While he is quite prophetic, pro-faith and frequently scathing of contemporary culture's materialist reductionism, he is far from being an apologist for the Church. Some of his strongest critique comes in the chapter on the Church and the abuse crises, entitled ‘The Gulag of Unhope’. Though he quotes extensively from Pope Benedict, he is also critical of the guardians of Christianity and how they have transmitted the message. It does leave him in a strange position, though: having made the case for Christianity and the need for God, he teeters on the edge of commitment to a concrete institution (like many people).
And this brings us to the central point. Waters only gets so far on his personal faith journey as he himself admits: he concedes the existence of God, the presence of beauty and the transcendent in life, but admits that he can't make the jump to a personal God. His is a more abstract belief, a close personal relationship with Christ apparently being beyond him. In some senses he is a victim of his own method, using logic and argument to illustrate the existence of the divine as a concept, but failing to make the affective ‘leap of faith’.
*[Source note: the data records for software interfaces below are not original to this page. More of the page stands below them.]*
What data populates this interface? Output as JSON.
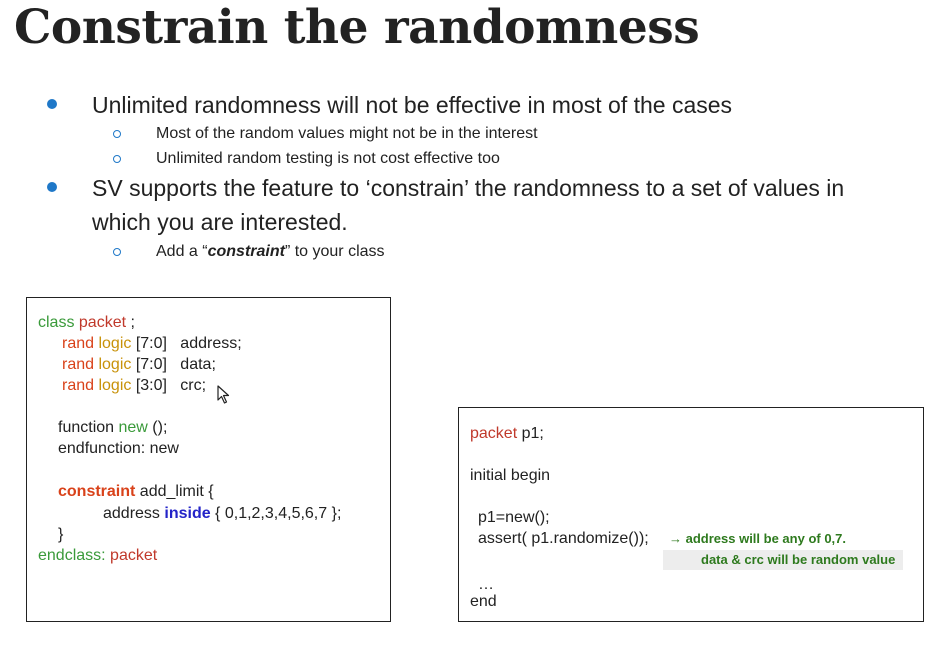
{
  "title": "Constrain the randomness",
  "bullets": {
    "b1": "Unlimited randomness will not be effective in most of the cases",
    "b1_sub1": "Most of the random values  might not be in the interest",
    "b1_sub2": "Unlimited random testing is not cost effective too",
    "b2_line1": "SV supports the feature to ‘constrain’ the randomness to a set of values in",
    "b2_line2": "which you are interested.",
    "b2_sub1_pre": "Add a “",
    "b2_sub1_em": "constraint",
    "b2_sub1_post": "” to your class"
  },
  "code_left": {
    "l1_kw": "class",
    "l1_name": " packet",
    "l1_end": " ;",
    "l2_rand": "rand",
    "l2_logic": " logic",
    "l2_rest": " [7:0]   address;",
    "l3_rand": "rand",
    "l3_logic": " logic",
    "l3_rest": " [7:0]   data;",
    "l4_rand": "rand",
    "l4_logic": " logic",
    "l4_rest": " [3:0]   crc;",
    "l5_a": "function ",
    "l5_new": "new",
    "l5_b": " ();",
    "l6": "endfunction: new",
    "l7_kw": "constraint",
    "l7_rest": " add_limit {",
    "l8_a": "address ",
    "l8_kw": "inside",
    "l8_b": " { 0,1,2,3,4,5,6,7 };",
    "l9": "}",
    "l10_kw": "endclass:",
    "l10_name": " packet"
  },
  "code_right": {
    "l1_kw": "packet",
    "l1_rest": " p1;",
    "l2": "initial begin",
    "l3": "p1=new();",
    "l4": "assert( p1.randomize());",
    "note1": "→  address will be any of 0,7.",
    "note2": "data & crc will be random value",
    "l5": "…",
    "l6": "end"
  },
  "colors": {
    "bullet": "#1f78c8",
    "keyword_green": "#3a9a3a",
    "keyword_red": "#d9421a",
    "keyword_gold": "#c8920a",
    "keyword_blue": "#2424c8",
    "note_green": "#2e7a1e"
  },
  "icons": {
    "cursor": "mouse-pointer-icon"
  }
}
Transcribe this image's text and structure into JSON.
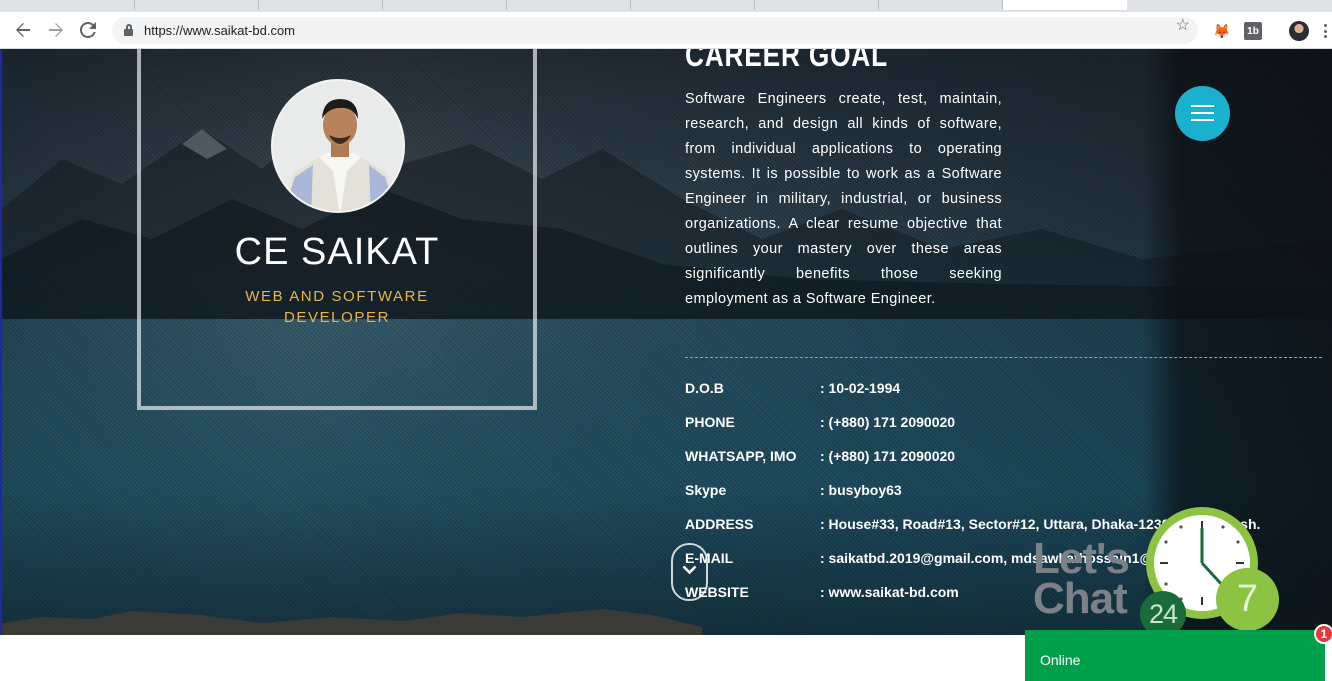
{
  "browser": {
    "url": "https://www.saikat-bd.com",
    "icons": {
      "back": "arrow-left-icon",
      "forward": "arrow-right-icon",
      "reload": "reload-icon",
      "secure": "lock-icon",
      "bookmark": "star-icon",
      "extension_1": "metamask-fox-icon",
      "extension_2": "1b",
      "profile": "avatar-icon",
      "menu": "kebab-menu-icon"
    }
  },
  "profile": {
    "name": "CE SAIKAT",
    "role_line1": "WEB AND SOFTWARE",
    "role_line2": "DEVELOPER"
  },
  "career": {
    "title": "CAREER GOAL",
    "text": "Software Engineers create, test, maintain, research, and design all kinds of software, from individual applications to operating systems. It is possible to work as a Software Engineer in military, industrial, or business organizations. A clear resume objective that outlines your mastery over these areas significantly benefits those seeking employment as a Software Engineer."
  },
  "info": [
    {
      "label": "D.O.B",
      "value": ": 10-02-1994"
    },
    {
      "label": "PHONE",
      "value": ": (+880) 171 2090020"
    },
    {
      "label": "WHATSAPP, IMO",
      "value": ": (+880) 171 2090020"
    },
    {
      "label": "Skype",
      "value": ": busyboy63"
    },
    {
      "label": "ADDRESS",
      "value": ": House#33, Road#13, Sector#12, Uttara, Dhaka-1230, Bangladesh."
    },
    {
      "label": "E-MAIL",
      "value": ":  saikatbd.2019@gmail.com, mdsawkathossain1@gmail.com"
    },
    {
      "label": "WEBSITE",
      "value": ": www.saikat-bd.com"
    }
  ],
  "chat": {
    "line1": "Let's",
    "line2": "Chat",
    "hours": "24",
    "days": "7",
    "status": "Online",
    "notification_count": "1"
  },
  "colors": {
    "accent_cyan": "#1ab1cf",
    "role_gold": "#e8b54a",
    "chat_green": "#00a04a",
    "badge_red": "#e5383b"
  }
}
Waters does make some very perceptive comments about modern culture and its too quick trashing of religion, points that a lot of clergy and Religious would like to make right now but can’t. Chief among these are his views on the state’s role in supporting the institutions named in the Ryan report. Also significant is his exposé of a shallow culture of the ‘now’, closely tied to the excesses of consumerism. The commentaries on the pessimism and despair engendered by a pseudo-scientific rationalism, and the denial of the complexities of the human spirit, are equally perceptive. While not holding back on his critique of the Church, he recognises the need to preserve the transcendent and a belief in the absolute. He warns, however, against reducing religion to the role of providing cheap consolation in times of distress, and points to what an integrated religion would look like – something essential to all aspects of life.
Probably the thing that detracts most from this otherwise well-written book is the long-windedness and repetitive nature of it. There is a mixture of personal narrative, philosophical reflection, and theological musings. But these are not happily integrated in a way that makes them easy to read. Instead, one has to fight one’s way through dense and terse philosophical prose, interspersed with lighter moments of personal account. These latter are quite brave and endearing but one has to persevere to get to them. Waters’ mastery of language is excellent but the structure of the book could have been made far more fluid.
In many ways the book chronicles Waters’ search for the divine. It is a very able exploration of the semantics of desire; that is, putting words on human cravings and search for the infinite. He provides first rate descriptions of the paradox of the human condition: we are limited but somehow infinite. He arrives at a place where he can go no further, though, and hovers on the brink of fear and faith and all that goes with it. In many ways it is Waters’ personal faith journey that carries the entire edifice; it makes it real and engaging. The refusal or inability to go any further seems to be symptomatic of his whole approach. It is one that needs grounding and ‘incarnation (fleshing out)’. One is reminded of the phrase from another philosopher, Pascal: ‘the heart has its reasons of which reason knows nothing’.
The reviewer, Brendan McManus, is an Irish Jesuit priest and is chaplain to Coláiste Iognáid in Galway.